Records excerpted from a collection
——

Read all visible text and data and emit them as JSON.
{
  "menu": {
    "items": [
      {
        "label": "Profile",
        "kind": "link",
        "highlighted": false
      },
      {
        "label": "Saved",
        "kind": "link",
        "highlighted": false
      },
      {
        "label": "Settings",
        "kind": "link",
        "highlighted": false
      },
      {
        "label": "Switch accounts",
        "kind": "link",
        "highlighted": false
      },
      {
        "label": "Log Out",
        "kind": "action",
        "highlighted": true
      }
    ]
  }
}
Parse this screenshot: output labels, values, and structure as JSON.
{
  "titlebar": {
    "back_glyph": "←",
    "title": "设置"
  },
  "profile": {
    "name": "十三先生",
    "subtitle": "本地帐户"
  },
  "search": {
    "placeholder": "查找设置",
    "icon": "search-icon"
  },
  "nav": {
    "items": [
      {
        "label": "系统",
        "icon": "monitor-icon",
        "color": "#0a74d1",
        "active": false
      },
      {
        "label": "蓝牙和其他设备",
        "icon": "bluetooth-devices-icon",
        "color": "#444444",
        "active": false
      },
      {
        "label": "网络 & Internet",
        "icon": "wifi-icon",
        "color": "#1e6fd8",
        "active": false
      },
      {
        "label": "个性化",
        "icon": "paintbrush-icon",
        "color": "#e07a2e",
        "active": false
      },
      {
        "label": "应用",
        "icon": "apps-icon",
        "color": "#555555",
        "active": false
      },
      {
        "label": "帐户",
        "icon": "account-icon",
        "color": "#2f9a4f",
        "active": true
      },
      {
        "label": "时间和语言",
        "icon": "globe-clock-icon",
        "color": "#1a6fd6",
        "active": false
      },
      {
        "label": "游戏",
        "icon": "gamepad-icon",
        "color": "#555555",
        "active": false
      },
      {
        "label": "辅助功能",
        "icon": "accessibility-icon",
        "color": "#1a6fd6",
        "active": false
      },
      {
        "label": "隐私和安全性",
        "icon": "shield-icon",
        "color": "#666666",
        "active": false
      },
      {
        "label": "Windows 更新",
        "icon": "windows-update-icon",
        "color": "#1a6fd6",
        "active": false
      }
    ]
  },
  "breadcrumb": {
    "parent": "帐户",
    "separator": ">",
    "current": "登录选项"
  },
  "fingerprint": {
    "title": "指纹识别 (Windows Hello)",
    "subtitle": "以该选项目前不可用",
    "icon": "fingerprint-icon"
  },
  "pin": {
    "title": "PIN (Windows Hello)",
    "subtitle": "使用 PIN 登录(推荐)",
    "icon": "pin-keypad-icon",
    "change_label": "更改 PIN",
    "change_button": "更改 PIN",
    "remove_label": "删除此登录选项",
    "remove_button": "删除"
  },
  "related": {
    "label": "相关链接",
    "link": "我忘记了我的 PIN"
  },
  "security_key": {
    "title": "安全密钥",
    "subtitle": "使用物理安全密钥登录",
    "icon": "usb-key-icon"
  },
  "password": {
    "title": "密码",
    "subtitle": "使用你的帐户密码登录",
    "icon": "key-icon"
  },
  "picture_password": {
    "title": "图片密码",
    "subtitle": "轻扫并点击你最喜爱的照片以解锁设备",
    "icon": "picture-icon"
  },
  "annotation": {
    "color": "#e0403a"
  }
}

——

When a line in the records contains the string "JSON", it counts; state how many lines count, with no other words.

■ Answer box: 2